Muriwai Beach and the cliff top gannet colony day exploration. A day exploring Muriwai beach village, a relaxed walk on the beach and the highlight is the gannet colony. Consider the Te Henga beach to Muriwai walk as an introduction to Muriwai. The Te Henga walk to Muriwai – 10km, parts of the walk are steep. Bonus views of iron sands gives you tantalizing views of the majesty of Muriwai. This walk is a glorious exercise with spectacular coastal views around every corner. Remember to bring protection for your camera with wind blown particles can be a hazard.
TIP: for walkers who only want to walk one way is to get a companion to drive to Muriwai for your pickup.
TIP: Check out the weather conditions before commencing the walk.
Muriwai Beach and the gannets.
Soaring cliffs, rugged coast and hues of black and grey provide the backdrop for the gannets annual breeding season. Between August and March witnesses hundreds of gannets raise chicks within a few metres of tourists gawping at the sheer density of birds. The place stinks of bird poop and it is magical at the same time. As the birds don’t mind the stench, and it is their home I am not going to complain.
To access the gannets you will be walking along the headland between Maukatia / Maori Bay and Muriwai beach. The track leads through a short section of regenerating bush towards two lookout points. It is worthwhile to visit both lookout points as your view of the gannets and coast has differing angles. This is especially important for our instagram photo moments.
The regenerating pohutukawa made for a brilliant Christmas splash of red colour in late spring. You will observe volcanic pillow lava and where the ocean has eroded the lava to form sea geysers which are spectacular in an incoming tide.
Gannet colony access is either from main beach or Waitea Rd where there is a large car park. Waitea Rd access is not the steep staircase climb of the main beach. It is on the tourist bus route and large numbers of people can make the viewing platforms feel crowded. Reversing your day with an early viewing between 8.00 to 9.00am of the gannets while greatly lessening the tourist hot spot feel.Numerous gannets pivoting, preening and diving makes for a bird watch highlight.

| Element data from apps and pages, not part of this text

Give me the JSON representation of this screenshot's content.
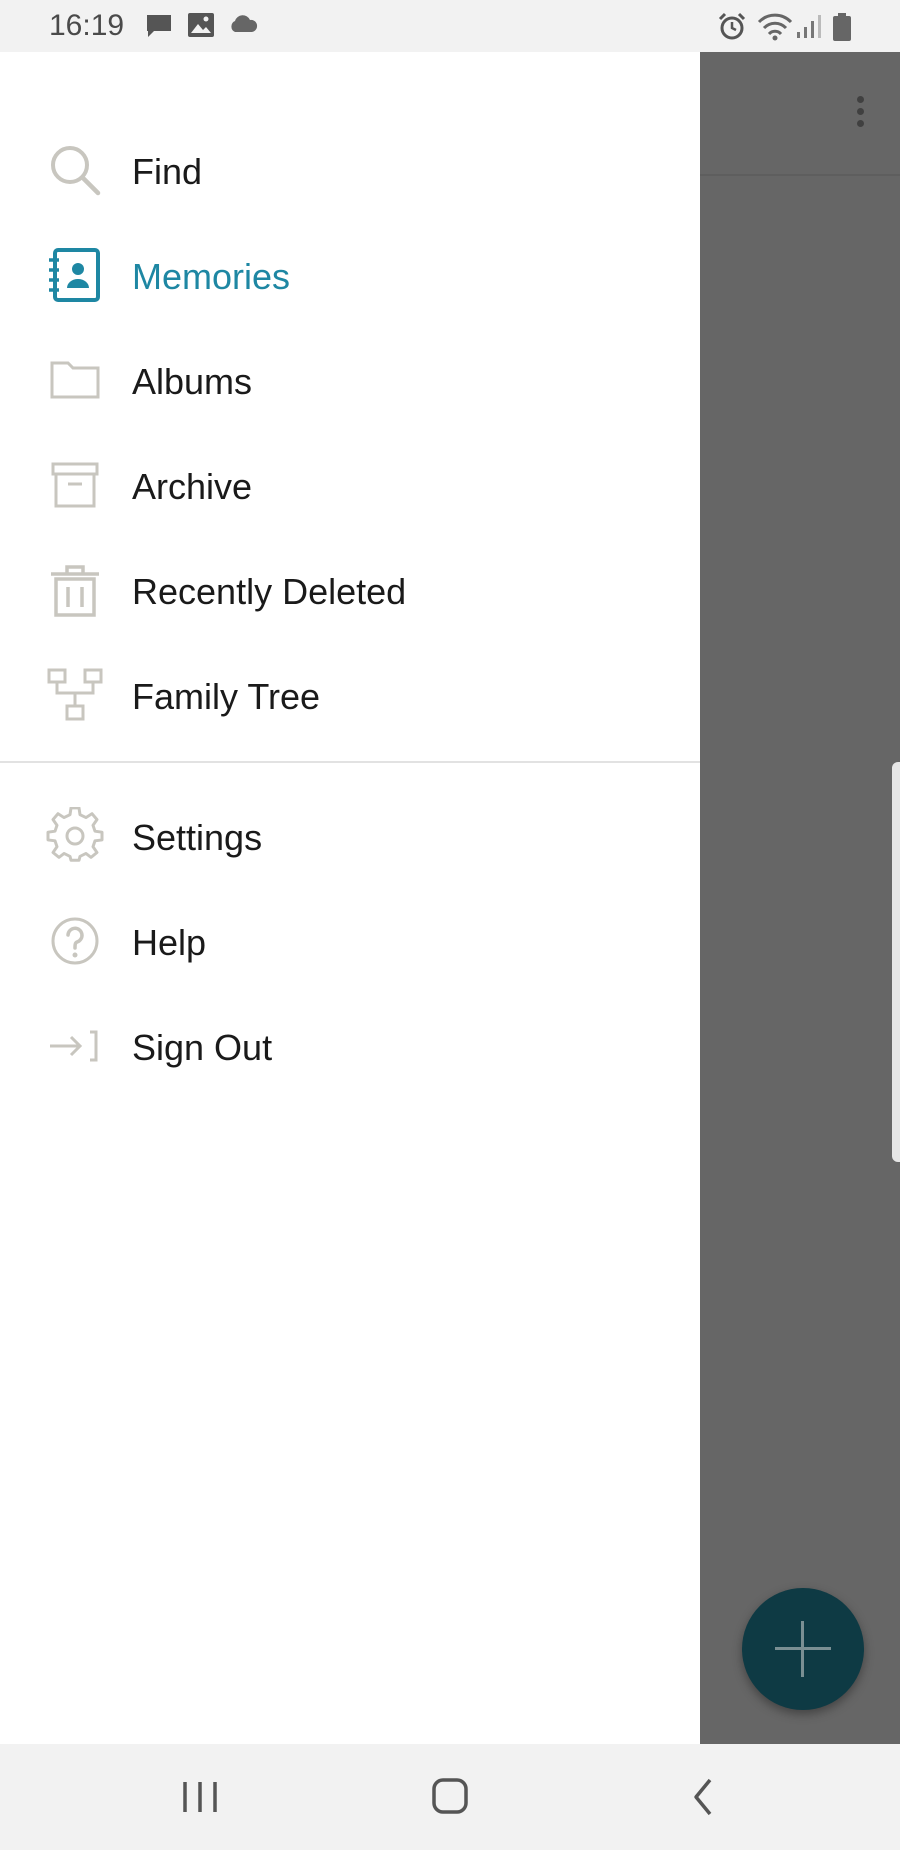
{
  "status_bar": {
    "time": "16:19",
    "left_icons": [
      "message-icon",
      "image-icon",
      "cloud-icon"
    ],
    "right_icons": [
      "alarm-icon",
      "wifi-icon",
      "signal-icon",
      "battery-icon"
    ]
  },
  "drawer": {
    "primary_items": [
      {
        "label": "Find",
        "icon": "search-icon"
      },
      {
        "label": "Memories",
        "icon": "memories-icon",
        "active": true
      },
      {
        "label": "Albums",
        "icon": "folder-icon"
      },
      {
        "label": "Archive",
        "icon": "archive-icon"
      },
      {
        "label": "Recently Deleted",
        "icon": "trash-icon"
      },
      {
        "label": "Family Tree",
        "icon": "family-tree-icon"
      }
    ],
    "secondary_items": [
      {
        "label": "Settings",
        "icon": "gear-icon"
      },
      {
        "label": "Help",
        "icon": "help-icon"
      },
      {
        "label": "Sign Out",
        "icon": "sign-out-icon"
      }
    ]
  },
  "background_app": {
    "fab_icon": "plus-icon",
    "menu_icon": "overflow-menu-icon"
  },
  "nav_bar": {
    "buttons": [
      "recent-apps-icon",
      "home-icon",
      "back-icon"
    ]
  },
  "colors": {
    "accent": "#1e87a3",
    "icon_gray": "#c8c6bf",
    "fab": "#0e3a44",
    "scrim": "#666666"
  }
}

Of course there is the odour of bird poop, just ignore nature’s calling card and enjoy the views.
Numerous gannets pivoting, preening and diving makes for a bird watch highlight. Of course there is the odour of bird poop, just ignore nature’s calling card and enjoy the views.
Look out for white fronted terns, blue penguins and the occasional fur seal. Oaia Island 1.5km off the coast is a known resting spot for seals. Binoculars recommended.
From Waitea Rd car park access is an easy ten minute walk. Public toilets are located in car parks. Access is recommended from the upper car park on Waitea Rd. Access via Muriwai beach crosses slippery rocks where high tide comes perilously close to being dangerous due to surging wave action.
What is the best time to visit the gannets?
Spring August – October mating ritual display with outstretched wings, tender cheek rubs.
December observe parents feeding chicks. March observe adults swoop and dive into the ocean for fish. Witness bonding and greeting of returning parent laden with food.
Autumn / Winter Wild roaring, swelling surf beaches looking untamed. Landscapes gleaming with water shine and lush green foliage. Gannets have departed. Check out the cafes in Titirangi as well as the gallery. Enjoy the solitude of being one of few people on the beach.
After the gannets explore the beach and the regional park. There are a number of walking tracks behind Ōtakamiro Point. Muriwai Beach is a surfing beach with hang gliders, surf lifeguards, cafes and toilet facilities.
Return to Auckland via Coatesville-Riverhead Hwy, Dairy Flat Hwy and State Highway 1 to Auckland. Perhaps a leisurely late lunch / early dinner at the historic Riverhead Tavern is a great way to finish your road trip.